Free Newsletters - Space News - Defense Alert - Environment Report - Energy Monitor
by Staff Writers
New Haven CT (SPX) Apr 19, 2014
Scientists at Yale have confirmed a 50-year-old, previously untested theoretical prediction in physics and improved the energy storage time of a quantum switch by several orders of magnitude. They report their results in the April 17 issue of the journal Nature.
High-quality quantum switches are essential for the development of quantum computers and the quantum internet - innovations that would offer vastly greater information processing power and speed than classical (digital) computers, as well as more secure information transmission.
"Fighting dissipation is one of the main goals in the development of quantum hardware," said Ioan Pop, a postdoctoral researcher in applied physics at Yale and lead author of the paper. "A quantum switch needs to act reversibly without losing any energy. Our result is very encouraging for the development of superconducting quantum bits acting as switches."
Superconducting quantum bits, or qubits, are artificial atoms that represent information in quantum systems. They also manipulate that information as they switch among states - such as "0," "1," or both simultaneously - under the influence of other qubits. But in switching states, they tend to lose energy, resulting in information loss.
In the Yale experiment, researchers demonstrated that a type of superconducting quantum bit can be immune to dissipation in presence of a quasiparticle - a microscopic entity that normally saps the energy of the qubit.
"We can engineer a system that is immune to quasiparticle dissipation," Pop said.
The researchers used an artificial fluxonium atom as their qubit.
The experiment confirms by direct measurement a theoretical prediction made by Nobel Prize-winning British physicist Brian Josephson in the 1960s, namely that quasiparticle dissipation should vanish under certain conditions. Josephson junctions are superconducting devices with properties well suited for building quantum processing systems.

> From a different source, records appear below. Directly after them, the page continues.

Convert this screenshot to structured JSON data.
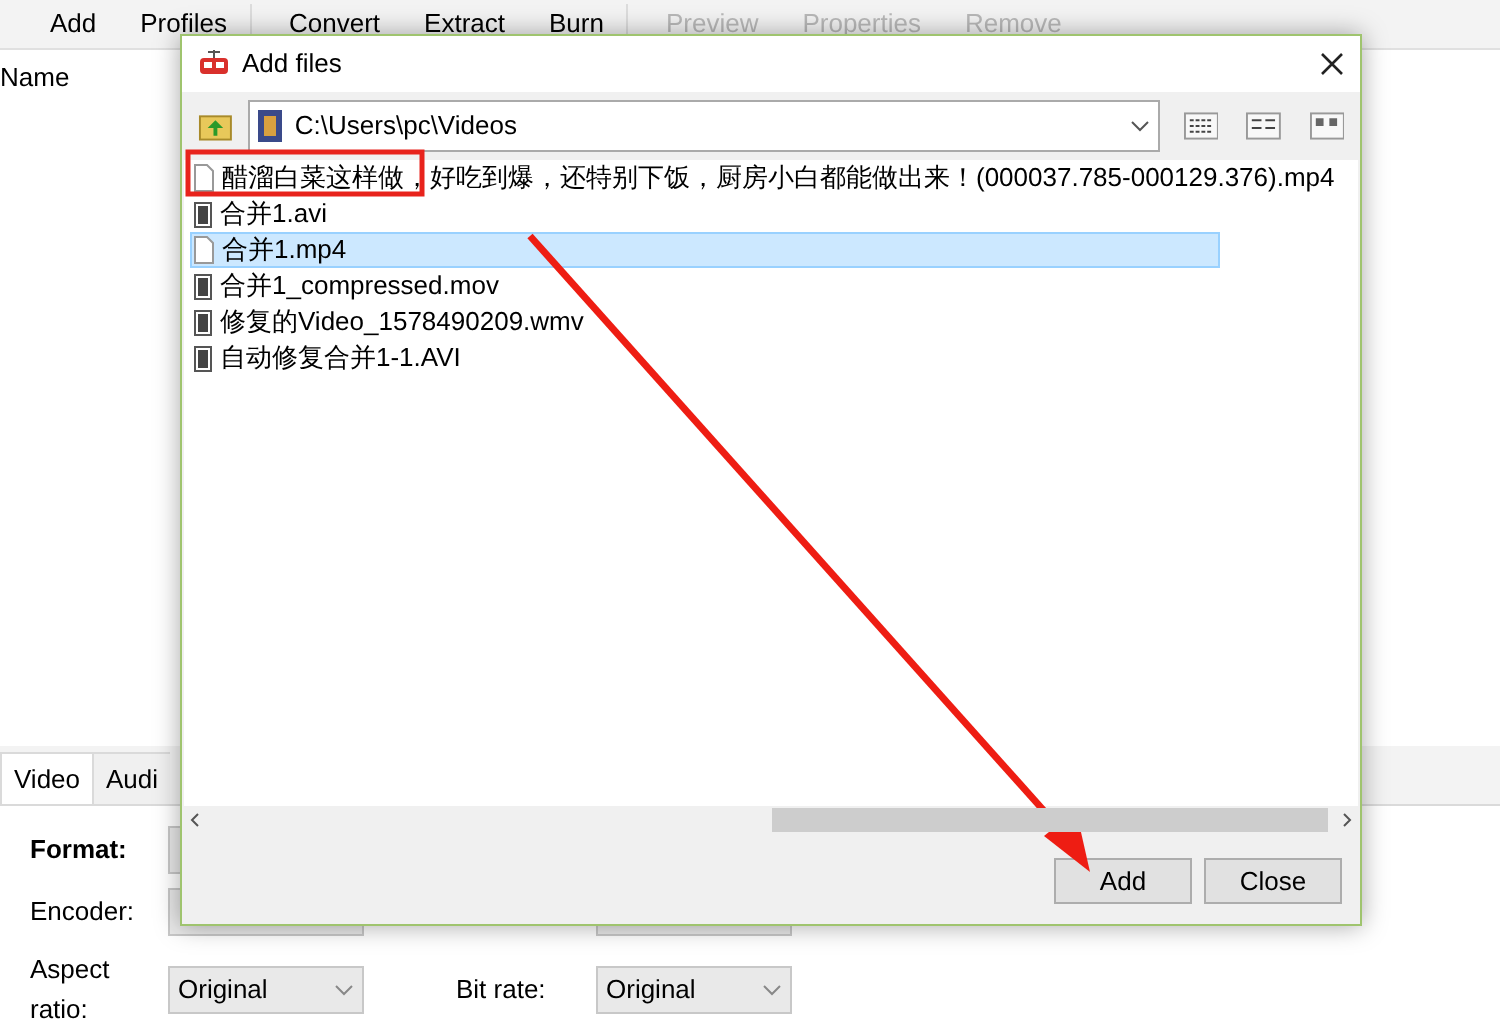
{
  "toolbar": [
    {
      "label": "Add",
      "disabled": false
    },
    {
      "label": "Profiles",
      "disabled": false
    },
    {
      "label": "Convert",
      "disabled": false
    },
    {
      "label": "Extract",
      "disabled": false
    },
    {
      "label": "Burn",
      "disabled": false
    },
    {
      "label": "Preview",
      "disabled": true
    },
    {
      "label": "Properties",
      "disabled": true
    },
    {
      "label": "Remove",
      "disabled": true
    }
  ],
  "file_list": {
    "columns": [
      "Name"
    ]
  },
  "settings": {
    "tabs": [
      {
        "label": "Video",
        "selected": true
      },
      {
        "label": "Audi",
        "selected": false
      }
    ],
    "fields": [
      {
        "label": "Format:",
        "bold": true
      },
      {
        "label": "Encoder:",
        "bold": false
      },
      {
        "label": "Aspect ratio:",
        "bold": false,
        "value": "Original"
      },
      {
        "label": "Bit rate:",
        "bold": false,
        "value": "Original"
      }
    ]
  },
  "dialog": {
    "title": "Add files",
    "path": "C:\\Users\\pc\\Videos",
    "files": [
      {
        "name": "醋溜白菜这样做，好吃到爆，还特别下饭，厨房小白都能做出来！(000037.785-000129.376).mp4",
        "kind": "plain",
        "selected": false
      },
      {
        "name": "合并1.avi",
        "kind": "video",
        "selected": false
      },
      {
        "name": "合并1.mp4",
        "kind": "plain",
        "selected": true
      },
      {
        "name": "合并1_compressed.mov",
        "kind": "video",
        "selected": false
      },
      {
        "name": "修复的Video_1578490209.wmv",
        "kind": "video",
        "selected": false
      },
      {
        "name": "自动修复合并1-1.AVI",
        "kind": "video",
        "selected": false
      }
    ],
    "buttons": [
      "Add",
      "Close"
    ]
  }
}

The results open new frontiers in areas related to quantum information and quantum measurements, the researchers said, providing both a strategy for building dissipation-immune quantum systems and a specific new device that could be adapted for better measuring properties of quasiparticles and understanding their origin and dynamics.
The paper is titled "Coherent suppression of electromagnetic dissipation due to superconducting quasiparticles." Co-authors are Kurtis Geerlings, Gianluigi Catelani, Robert J. Schoelkopf, Leonid I. Glazman and Michel Devoret.
Understanding Time and Space
|The content herein, unless otherwise known to be public domain, are Copyright 1995-2014 - Space Media Network. All websites are published in Australia and are solely subject to Australian law and governed by Fair Use principals for news reporting and research purposes. AFP, UPI and IANS news wire stories are copyright Agence France-Presse, United Press International and Indo-Asia News Service. ESA news reports are copyright European Space Agency. All NASA sourced material is public domain. Additional copyrights may apply in whole or part to other bona fide parties. Advertising does not imply endorsement, agreement or approval of any opinions, statements or information provided by Space Media Network on any Web page published or hosted by Space Media Network. Privacy Statement All images and articles appearing on Space Media Network have been edited or digitally altered in some way. Any requests to remove copyright material will be acted upon in a timely and appropriate manner. Any attempt to extort money from Space Media Network will be ignored and reported to Australian Law Enforcement Agencies as a potential case of financial fraud involving the use of a telephonic carriage device or postal service.|